-- TASK ITEM --
The word "Street" marks the lines to keep; find each one in the data and copy it.
---+---
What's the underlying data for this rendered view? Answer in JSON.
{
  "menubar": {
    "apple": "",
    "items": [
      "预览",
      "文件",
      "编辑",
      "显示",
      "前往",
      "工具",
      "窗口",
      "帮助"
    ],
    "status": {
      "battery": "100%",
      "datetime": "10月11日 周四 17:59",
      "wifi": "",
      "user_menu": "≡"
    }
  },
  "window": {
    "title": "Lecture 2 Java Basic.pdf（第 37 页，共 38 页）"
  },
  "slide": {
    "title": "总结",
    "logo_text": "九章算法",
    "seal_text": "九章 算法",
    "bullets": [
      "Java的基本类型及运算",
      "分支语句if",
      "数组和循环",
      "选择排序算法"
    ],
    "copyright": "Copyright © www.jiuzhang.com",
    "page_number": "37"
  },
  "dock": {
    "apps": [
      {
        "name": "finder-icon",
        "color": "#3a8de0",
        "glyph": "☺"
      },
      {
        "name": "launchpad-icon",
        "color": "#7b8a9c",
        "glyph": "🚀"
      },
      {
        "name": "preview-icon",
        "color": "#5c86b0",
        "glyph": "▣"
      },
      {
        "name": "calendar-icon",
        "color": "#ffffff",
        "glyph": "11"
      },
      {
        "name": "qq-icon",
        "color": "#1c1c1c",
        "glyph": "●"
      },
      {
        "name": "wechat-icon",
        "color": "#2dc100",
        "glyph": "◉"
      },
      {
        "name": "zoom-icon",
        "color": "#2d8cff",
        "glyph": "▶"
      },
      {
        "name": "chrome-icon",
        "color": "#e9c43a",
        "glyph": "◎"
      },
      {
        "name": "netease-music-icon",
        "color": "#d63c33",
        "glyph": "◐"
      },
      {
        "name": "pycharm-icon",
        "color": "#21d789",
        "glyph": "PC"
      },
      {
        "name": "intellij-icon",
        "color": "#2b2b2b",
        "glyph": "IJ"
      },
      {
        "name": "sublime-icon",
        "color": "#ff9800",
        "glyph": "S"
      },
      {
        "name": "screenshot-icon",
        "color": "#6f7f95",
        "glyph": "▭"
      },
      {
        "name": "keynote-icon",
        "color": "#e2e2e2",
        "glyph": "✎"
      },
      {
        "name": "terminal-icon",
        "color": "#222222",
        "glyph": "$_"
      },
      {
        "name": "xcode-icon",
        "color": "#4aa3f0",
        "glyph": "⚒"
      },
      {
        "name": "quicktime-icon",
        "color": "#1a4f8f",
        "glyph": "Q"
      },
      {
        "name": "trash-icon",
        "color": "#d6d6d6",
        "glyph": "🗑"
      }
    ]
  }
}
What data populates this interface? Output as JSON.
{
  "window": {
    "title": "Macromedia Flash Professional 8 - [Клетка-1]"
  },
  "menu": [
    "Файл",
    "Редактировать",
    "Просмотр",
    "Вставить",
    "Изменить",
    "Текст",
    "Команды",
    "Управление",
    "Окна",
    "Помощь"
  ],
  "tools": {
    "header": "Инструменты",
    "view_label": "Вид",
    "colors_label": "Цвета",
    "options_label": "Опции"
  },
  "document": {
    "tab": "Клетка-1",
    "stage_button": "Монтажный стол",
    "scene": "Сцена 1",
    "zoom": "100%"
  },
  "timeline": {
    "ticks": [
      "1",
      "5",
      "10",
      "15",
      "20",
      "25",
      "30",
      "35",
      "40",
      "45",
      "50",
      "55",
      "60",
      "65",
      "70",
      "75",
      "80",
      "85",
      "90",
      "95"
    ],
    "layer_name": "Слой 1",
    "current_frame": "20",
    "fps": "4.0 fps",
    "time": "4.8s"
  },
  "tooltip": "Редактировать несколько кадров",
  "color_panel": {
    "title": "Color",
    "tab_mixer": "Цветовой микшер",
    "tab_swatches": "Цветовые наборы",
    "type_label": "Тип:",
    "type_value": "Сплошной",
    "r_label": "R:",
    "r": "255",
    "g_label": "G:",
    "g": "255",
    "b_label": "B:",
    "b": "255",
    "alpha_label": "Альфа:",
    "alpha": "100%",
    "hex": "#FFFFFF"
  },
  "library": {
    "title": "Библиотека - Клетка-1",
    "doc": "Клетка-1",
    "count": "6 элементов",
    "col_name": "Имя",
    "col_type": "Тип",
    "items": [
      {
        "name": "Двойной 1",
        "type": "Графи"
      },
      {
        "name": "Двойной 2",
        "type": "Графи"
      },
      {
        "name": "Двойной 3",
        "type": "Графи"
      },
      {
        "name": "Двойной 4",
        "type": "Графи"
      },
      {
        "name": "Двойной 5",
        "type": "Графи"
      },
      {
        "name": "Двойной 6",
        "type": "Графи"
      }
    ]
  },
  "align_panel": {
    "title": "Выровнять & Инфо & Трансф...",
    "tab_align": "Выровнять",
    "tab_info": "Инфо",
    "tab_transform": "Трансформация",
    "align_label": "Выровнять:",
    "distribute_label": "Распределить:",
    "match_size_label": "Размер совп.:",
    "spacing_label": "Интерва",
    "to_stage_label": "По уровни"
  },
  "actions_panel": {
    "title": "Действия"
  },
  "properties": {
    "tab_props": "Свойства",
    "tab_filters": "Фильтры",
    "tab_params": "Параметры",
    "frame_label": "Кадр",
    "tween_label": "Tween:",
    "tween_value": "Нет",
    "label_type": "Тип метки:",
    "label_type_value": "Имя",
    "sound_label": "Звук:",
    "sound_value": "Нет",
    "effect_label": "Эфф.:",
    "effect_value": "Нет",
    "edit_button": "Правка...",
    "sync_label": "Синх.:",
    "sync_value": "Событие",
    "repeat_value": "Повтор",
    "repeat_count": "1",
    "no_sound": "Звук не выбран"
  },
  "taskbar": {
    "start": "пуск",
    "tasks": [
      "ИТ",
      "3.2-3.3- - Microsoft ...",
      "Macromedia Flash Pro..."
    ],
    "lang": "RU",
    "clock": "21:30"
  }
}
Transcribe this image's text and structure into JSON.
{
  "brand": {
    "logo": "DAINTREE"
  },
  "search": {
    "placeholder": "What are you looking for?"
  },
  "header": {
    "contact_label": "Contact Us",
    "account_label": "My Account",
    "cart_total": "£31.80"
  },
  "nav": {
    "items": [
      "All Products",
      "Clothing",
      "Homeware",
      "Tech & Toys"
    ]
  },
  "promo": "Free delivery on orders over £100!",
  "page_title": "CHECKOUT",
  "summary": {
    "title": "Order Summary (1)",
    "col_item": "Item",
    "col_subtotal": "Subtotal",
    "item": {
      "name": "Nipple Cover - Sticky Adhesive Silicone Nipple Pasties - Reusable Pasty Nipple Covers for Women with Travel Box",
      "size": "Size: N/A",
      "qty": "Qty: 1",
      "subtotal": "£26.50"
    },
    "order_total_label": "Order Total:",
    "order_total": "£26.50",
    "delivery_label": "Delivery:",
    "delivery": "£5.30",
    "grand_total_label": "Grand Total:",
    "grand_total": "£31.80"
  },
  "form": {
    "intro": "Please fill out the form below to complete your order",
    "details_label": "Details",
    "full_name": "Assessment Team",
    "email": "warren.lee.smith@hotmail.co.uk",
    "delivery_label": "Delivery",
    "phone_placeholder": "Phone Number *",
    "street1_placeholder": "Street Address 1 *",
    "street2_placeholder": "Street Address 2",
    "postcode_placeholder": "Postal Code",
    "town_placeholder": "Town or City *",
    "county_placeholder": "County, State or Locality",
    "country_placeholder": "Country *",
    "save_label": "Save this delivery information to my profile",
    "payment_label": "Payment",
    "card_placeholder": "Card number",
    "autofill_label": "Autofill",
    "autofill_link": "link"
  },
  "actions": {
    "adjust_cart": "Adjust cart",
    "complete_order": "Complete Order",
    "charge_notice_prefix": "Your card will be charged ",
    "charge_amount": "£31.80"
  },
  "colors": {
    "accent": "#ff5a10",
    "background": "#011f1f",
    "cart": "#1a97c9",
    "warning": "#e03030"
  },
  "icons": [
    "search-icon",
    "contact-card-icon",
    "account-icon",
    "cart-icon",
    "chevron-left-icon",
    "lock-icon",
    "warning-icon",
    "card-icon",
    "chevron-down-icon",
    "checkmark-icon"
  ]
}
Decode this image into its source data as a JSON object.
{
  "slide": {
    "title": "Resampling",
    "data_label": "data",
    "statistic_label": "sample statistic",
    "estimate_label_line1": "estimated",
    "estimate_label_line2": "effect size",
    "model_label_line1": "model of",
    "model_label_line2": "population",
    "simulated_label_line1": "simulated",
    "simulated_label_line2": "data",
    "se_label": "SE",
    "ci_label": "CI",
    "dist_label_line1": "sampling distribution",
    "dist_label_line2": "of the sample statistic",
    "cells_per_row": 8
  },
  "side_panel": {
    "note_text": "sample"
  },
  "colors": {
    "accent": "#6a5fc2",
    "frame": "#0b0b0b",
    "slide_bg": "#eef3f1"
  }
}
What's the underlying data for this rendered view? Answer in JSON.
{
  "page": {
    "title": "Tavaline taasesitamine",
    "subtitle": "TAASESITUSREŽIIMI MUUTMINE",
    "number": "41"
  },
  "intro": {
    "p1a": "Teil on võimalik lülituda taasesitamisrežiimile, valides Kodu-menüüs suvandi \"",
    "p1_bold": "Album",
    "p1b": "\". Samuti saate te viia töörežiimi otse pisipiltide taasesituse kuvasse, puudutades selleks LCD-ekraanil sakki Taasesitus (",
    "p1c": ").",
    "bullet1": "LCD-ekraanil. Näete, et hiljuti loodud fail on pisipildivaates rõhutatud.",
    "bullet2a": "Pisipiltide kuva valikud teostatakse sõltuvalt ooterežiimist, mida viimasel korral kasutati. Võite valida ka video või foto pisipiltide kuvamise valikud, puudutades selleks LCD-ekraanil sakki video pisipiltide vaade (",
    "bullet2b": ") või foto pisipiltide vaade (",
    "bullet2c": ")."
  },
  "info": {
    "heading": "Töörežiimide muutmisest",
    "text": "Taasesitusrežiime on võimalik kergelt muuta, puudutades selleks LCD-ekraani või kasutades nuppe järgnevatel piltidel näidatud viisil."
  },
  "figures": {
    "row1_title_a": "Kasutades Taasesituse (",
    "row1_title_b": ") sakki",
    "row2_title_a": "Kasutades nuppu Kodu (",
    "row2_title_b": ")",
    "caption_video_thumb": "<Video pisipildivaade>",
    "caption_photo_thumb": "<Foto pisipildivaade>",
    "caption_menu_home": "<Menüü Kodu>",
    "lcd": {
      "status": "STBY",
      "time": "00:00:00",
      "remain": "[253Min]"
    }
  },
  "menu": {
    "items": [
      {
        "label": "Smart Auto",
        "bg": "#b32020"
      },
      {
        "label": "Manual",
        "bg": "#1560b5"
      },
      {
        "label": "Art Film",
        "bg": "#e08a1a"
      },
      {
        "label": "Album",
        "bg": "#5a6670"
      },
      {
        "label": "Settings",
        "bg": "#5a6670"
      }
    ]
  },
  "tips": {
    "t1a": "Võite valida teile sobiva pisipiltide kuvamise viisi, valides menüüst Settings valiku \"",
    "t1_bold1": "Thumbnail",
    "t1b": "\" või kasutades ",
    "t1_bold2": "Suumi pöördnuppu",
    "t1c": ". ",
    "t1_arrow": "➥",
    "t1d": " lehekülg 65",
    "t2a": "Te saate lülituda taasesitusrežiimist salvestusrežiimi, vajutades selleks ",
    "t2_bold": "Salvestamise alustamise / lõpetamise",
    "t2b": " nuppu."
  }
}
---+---
-- EXERCISE ANSWER --
    "street1_placeholder": "Street Address 1 *",
    "street2_placeholder": "Street Address 2",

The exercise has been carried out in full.